TASK ITEM.
Starting with the first line, output the data exactly, through to the last line.

:: DATA SUPPLIED

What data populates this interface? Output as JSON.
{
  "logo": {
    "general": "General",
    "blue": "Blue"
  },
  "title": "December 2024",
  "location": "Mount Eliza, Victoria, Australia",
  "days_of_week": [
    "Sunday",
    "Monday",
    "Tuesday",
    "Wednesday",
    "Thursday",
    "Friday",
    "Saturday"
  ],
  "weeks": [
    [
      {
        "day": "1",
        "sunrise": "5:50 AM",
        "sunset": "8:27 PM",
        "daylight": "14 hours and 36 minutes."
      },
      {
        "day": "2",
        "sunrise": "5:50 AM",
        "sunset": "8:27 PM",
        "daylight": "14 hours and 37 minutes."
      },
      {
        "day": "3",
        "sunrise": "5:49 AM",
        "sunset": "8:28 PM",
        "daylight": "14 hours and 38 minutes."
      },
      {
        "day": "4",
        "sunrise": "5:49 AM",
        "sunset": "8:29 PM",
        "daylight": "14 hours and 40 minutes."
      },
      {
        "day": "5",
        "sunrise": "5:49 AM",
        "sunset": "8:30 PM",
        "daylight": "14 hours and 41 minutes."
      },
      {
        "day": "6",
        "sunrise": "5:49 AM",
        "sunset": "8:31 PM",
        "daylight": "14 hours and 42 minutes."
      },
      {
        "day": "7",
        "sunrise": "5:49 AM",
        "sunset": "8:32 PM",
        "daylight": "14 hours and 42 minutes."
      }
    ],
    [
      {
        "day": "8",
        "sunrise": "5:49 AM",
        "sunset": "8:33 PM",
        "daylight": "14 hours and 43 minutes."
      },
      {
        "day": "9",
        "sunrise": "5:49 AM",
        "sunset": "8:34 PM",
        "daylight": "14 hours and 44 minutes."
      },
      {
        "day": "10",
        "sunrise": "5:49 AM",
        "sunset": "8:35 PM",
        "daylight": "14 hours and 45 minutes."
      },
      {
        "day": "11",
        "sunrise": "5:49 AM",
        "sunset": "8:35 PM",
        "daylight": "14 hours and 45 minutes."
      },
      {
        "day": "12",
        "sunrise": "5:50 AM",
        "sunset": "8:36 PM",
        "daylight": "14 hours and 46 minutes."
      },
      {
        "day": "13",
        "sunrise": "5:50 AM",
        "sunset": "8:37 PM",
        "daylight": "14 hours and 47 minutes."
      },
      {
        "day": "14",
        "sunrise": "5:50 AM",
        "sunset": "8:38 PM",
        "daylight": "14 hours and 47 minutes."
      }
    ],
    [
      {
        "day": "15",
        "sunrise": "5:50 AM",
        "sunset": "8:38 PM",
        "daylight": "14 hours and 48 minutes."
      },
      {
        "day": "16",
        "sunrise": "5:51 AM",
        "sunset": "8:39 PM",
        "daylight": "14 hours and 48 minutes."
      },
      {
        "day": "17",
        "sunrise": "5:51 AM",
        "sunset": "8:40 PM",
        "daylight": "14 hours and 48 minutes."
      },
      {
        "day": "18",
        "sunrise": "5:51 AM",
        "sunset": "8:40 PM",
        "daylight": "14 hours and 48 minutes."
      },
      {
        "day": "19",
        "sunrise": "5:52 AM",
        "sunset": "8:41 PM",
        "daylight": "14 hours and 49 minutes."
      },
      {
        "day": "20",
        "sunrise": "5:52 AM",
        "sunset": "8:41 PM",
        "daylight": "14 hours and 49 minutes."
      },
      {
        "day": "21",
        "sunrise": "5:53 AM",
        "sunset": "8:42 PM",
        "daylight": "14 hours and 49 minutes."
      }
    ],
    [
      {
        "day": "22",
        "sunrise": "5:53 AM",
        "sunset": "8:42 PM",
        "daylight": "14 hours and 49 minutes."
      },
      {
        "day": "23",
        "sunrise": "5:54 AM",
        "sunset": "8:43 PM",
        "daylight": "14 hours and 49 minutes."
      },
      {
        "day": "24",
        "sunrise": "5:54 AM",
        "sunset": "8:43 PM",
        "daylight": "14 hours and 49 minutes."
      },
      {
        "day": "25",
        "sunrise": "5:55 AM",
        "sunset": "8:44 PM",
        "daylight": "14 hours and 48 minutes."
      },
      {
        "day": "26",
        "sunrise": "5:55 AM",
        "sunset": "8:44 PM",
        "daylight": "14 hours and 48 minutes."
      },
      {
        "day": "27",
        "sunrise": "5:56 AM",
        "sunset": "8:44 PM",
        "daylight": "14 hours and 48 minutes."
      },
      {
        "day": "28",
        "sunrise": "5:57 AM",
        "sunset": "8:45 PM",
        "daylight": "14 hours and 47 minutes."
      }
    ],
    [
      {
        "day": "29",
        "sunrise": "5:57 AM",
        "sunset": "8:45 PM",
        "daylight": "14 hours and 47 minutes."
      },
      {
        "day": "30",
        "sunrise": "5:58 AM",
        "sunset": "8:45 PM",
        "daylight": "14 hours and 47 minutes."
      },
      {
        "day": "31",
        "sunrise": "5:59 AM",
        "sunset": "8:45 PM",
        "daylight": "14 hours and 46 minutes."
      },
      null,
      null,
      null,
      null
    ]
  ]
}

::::

EXERCISE SOLUTION.
What data populates this interface? Output as JSON.
{
  "logo": {
    "general": "General",
    "blue": "Blue"
  },
  "title": "December 2024",
  "location": "Mount Eliza, Victoria, Australia",
  "days_of_week": [
    "Sunday",
    "Monday",
    "Tuesday",
    "Wednesday",
    "Thursday",
    "Friday",
    "Saturday"
  ],
  "weeks": [
    [
      {
        "day": "1",
        "sunrise": "5:50 AM",
        "sunset": "8:27 PM",
        "daylight": "14 hours and 36 minutes."
      },
      {
        "day": "2",
        "sunrise": "5:50 AM",
        "sunset": "8:27 PM",
        "daylight": "14 hours and 37 minutes."
      },
      {
        "day": "3",
        "sunrise": "5:49 AM",
        "sunset": "8:28 PM",
        "daylight": "14 hours and 38 minutes."
      },
      {
        "day": "4",
        "sunrise": "5:49 AM",
        "sunset": "8:29 PM",
        "daylight": "14 hours and 40 minutes."
      },
      {
        "day": "5",
        "sunrise": "5:49 AM",
        "sunset": "8:30 PM",
        "daylight": "14 hours and 41 minutes."
      },
      {
        "day": "6",
        "sunrise": "5:49 AM",
        "sunset": "8:31 PM",
        "daylight": "14 hours and 42 minutes."
      },
      {
        "day": "7",
        "sunrise": "5:49 AM",
        "sunset": "8:32 PM",
        "daylight": "14 hours and 42 minutes."
      }
    ],
    [
      {
        "day": "8",
        "sunrise": "5:49 AM",
        "sunset": "8:33 PM",
        "daylight": "14 hours and 43 minutes."
      },
      {
        "day": "9",
        "sunrise": "5:49 AM",
        "sunset": "8:34 PM",
        "daylight": "14 hours and 44 minutes."
      },
      {
        "day": "10",
        "sunrise": "5:49 AM",
        "sunset": "8:35 PM",
        "daylight": "14 hours and 45 minutes."
      },
      {
        "day": "11",
        "sunrise": "5:49 AM",
        "sunset": "8:35 PM",
        "daylight": "14 hours and 45 minutes."
      },
      {
        "day": "12",
        "sunrise": "5:50 AM",
        "sunset": "8:36 PM",
        "daylight": "14 hours and 46 minutes."
      },
      {
        "day": "13",
        "sunrise": "5:50 AM",
        "sunset": "8:37 PM",
        "daylight": "14 hours and 47 minutes."
      },
      {
        "day": "14",
        "sunrise": "5:50 AM",
        "sunset": "8:38 PM",
        "daylight": "14 hours and 47 minutes."
      }
    ],
    [
      {
        "day": "15",
        "sunrise": "5:50 AM",
        "sunset": "8:38 PM",
        "daylight": "14 hours and 48 minutes."
      },
      {
        "day": "16",
        "sunrise": "5:51 AM",
        "sunset": "8:39 PM",
        "daylight": "14 hours and 48 minutes."
      },
      {
        "day": "17",
        "sunrise": "5:51 AM",
        "sunset": "8:40 PM",
        "daylight": "14 hours and 48 minutes."
      },
      {
        "day": "18",
        "sunrise": "5:51 AM",
        "sunset": "8:40 PM",
        "daylight": "14 hours and 48 minutes."
      },
      {
        "day": "19",
        "sunrise": "5:52 AM",
        "sunset": "8:41 PM",
        "daylight": "14 hours and 49 minutes."
      },
      {
        "day": "20",
        "sunrise": "5:52 AM",
        "sunset": "8:41 PM",
        "daylight": "14 hours and 49 minutes."
      },
      {
        "day": "21",
        "sunrise": "5:53 AM",
        "sunset": "8:42 PM",
        "daylight": "14 hours and 49 minutes."
      }
    ],
    [
      {
        "day": "22",
        "sunrise": "5:53 AM",
        "sunset": "8:42 PM",
        "daylight": "14 hours and 49 minutes."
      },
      {
        "day": "23",
        "sunrise": "5:54 AM",
        "sunset": "8:43 PM",
        "daylight": "14 hours and 49 minutes."
      },
      {
        "day": "24",
        "sunrise": "5:54 AM",
        "sunset": "8:43 PM",
        "daylight": "14 hours and 49 minutes."
      },
      {
        "day": "25",
        "sunrise": "5:55 AM",
        "sunset": "8:44 PM",
        "daylight": "14 hours and 48 minutes."
      },
      {
        "day": "26",
        "sunrise": "5:55 AM",
        "sunset": "8:44 PM",
        "daylight": "14 hours and 48 minutes."
      },
      {
        "day": "27",
        "sunrise": "5:56 AM",
        "sunset": "8:44 PM",
        "daylight": "14 hours and 48 minutes."
      },
      {
        "day": "28",
        "sunrise": "5:57 AM",
        "sunset": "8:45 PM",
        "daylight": "14 hours and 47 minutes."
      }
    ],
    [
      {
        "day": "29",
        "sunrise": "5:57 AM",
        "sunset": "8:45 PM",
        "daylight": "14 hours and 47 minutes."
      },
      {
        "day": "30",
        "sunrise": "5:58 AM",
        "sunset": "8:45 PM",
        "daylight": "14 hours and 47 minutes."
      },
      {
        "day": "31",
        "sunrise": "5:59 AM",
        "sunset": "8:45 PM",
        "daylight": "14 hours and 46 minutes."
      },
      null,
      null,
      null,
      null
    ]
  ]
}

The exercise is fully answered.